“In the last couple of years, many hotel brands have been trying to ‘hide’ the PTAC in the hotel guestroom,” said Barry Bookout, national sales manager, lodging & specialty markets for Friedrich Air Conditioning. “This is part of the constant struggle between engineering and design, but the PTAC is always going to be there. It’s equipment in the wall, and designers don’t like the look.”

Unfortunately, attempts to keep the devices hidden often backfire and reduce both their effectiveness and operation life. Douglas Mackemer, national director, parts, supplies and special equipment for Carrier Enterprise, lists draperies and furniture among the biggest guestroom fixtures that effect PTAC airflow.

As PTACs are often placed next to or within windows, covering them with a hotel drapery will not allow air to mix across a room evenly. Mackemer is also against placing furniture near PTACs, such as beds or wing-backed chairs, as they could impair airflow as well. Mackemer recommends three feet of space between a PTAC and furniture, but Bookout suggests six feet of space to ensure that hotels understand the severity of reduced airflow.

Positioning furniture in front of PTAC units can also hinder their efficacy, regardless of how close the furniture appears to be.

Positioning furniture in front of PTAC units can also hinder their efficacy, regardless of how close the furniture appears to be. 

 

“I have seen PTACs under a desk and behind a bed’s headboard,” Bookout said. “Getting creative when hiding the unit helps no one in the end.”

The biggest effect of poor airflow is not guest comfort, but PTAC runtimes. If a PTAC is unable to satisfy a guestroom thermometer, the unit will continue to run indefinitely, which is an easy way for the PTAC to destroy itself over time.

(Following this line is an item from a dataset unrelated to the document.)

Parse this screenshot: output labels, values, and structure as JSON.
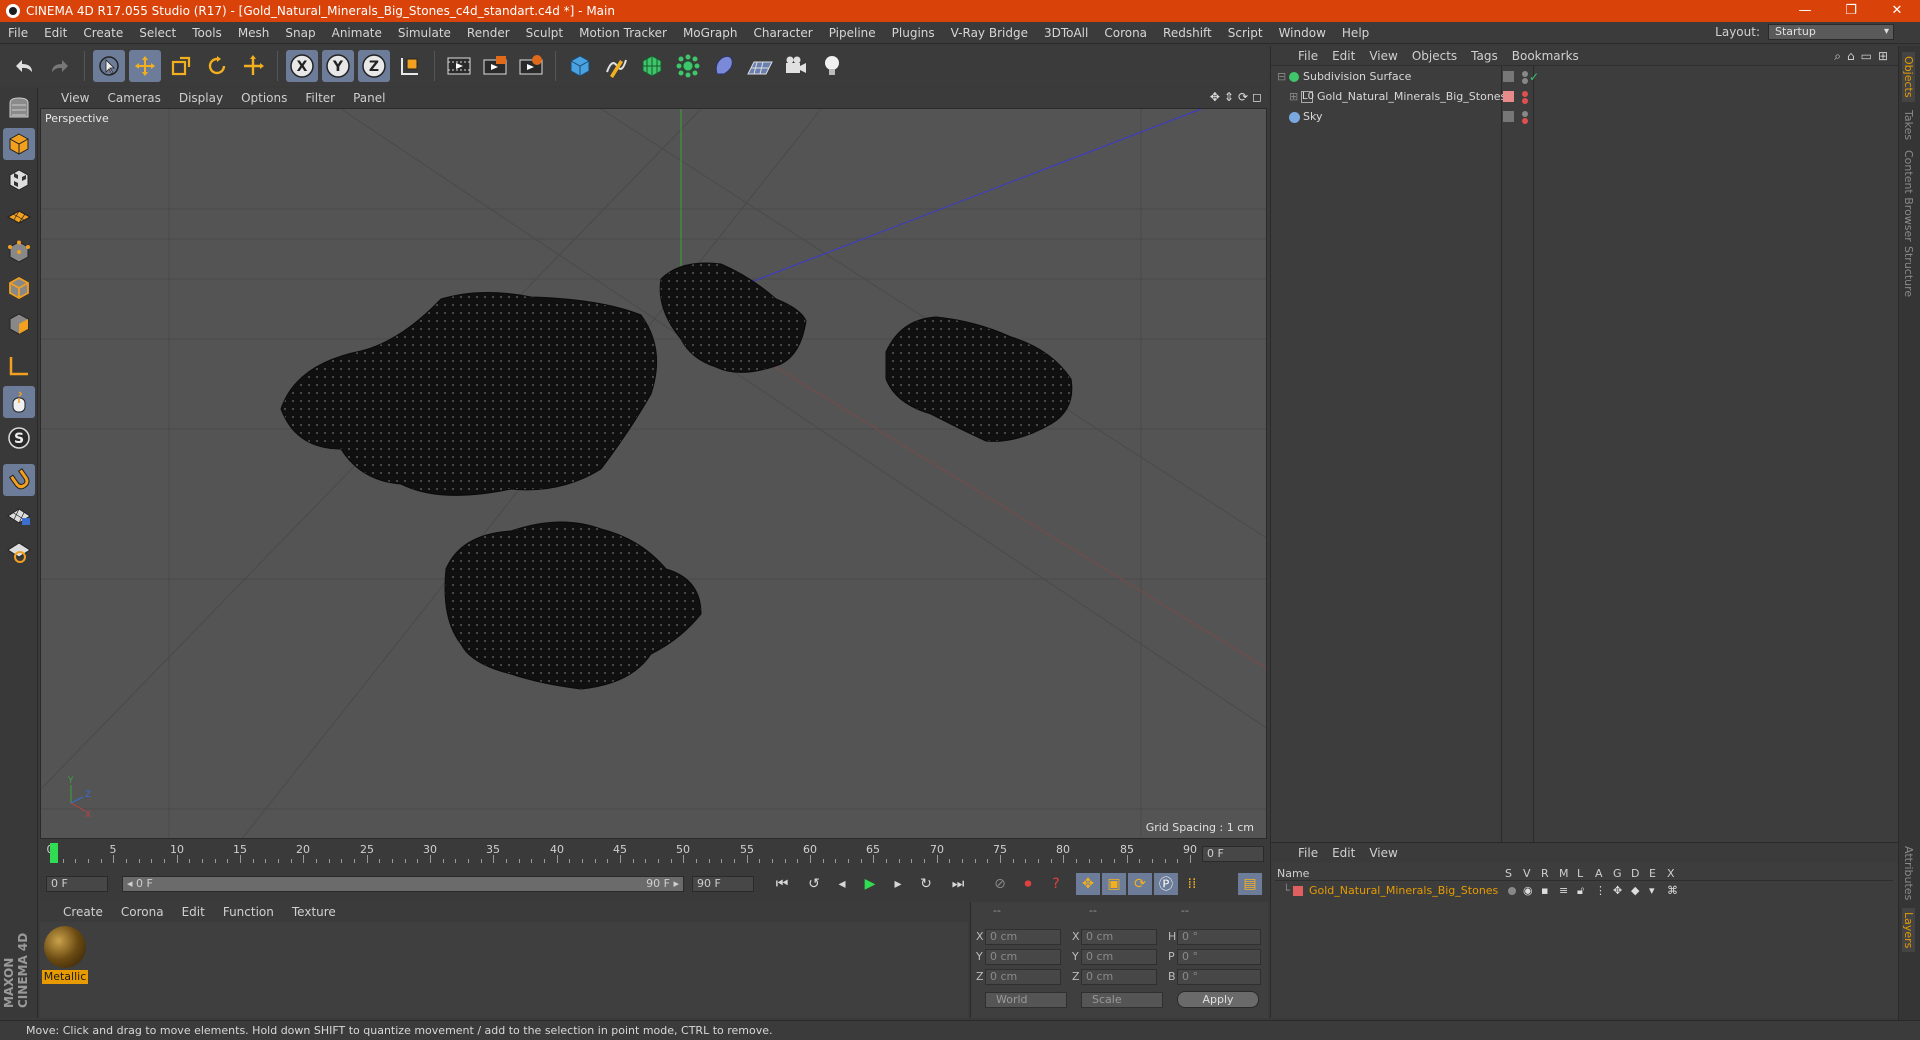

“If the thermostat can’t be satisfied, a PTAC will run itself until its coils eventually freeze,” said William Fizer, president of Lodging Technology. “A PTAC running non stop can create one-quarter to three inches of ice on its coils in some situations.”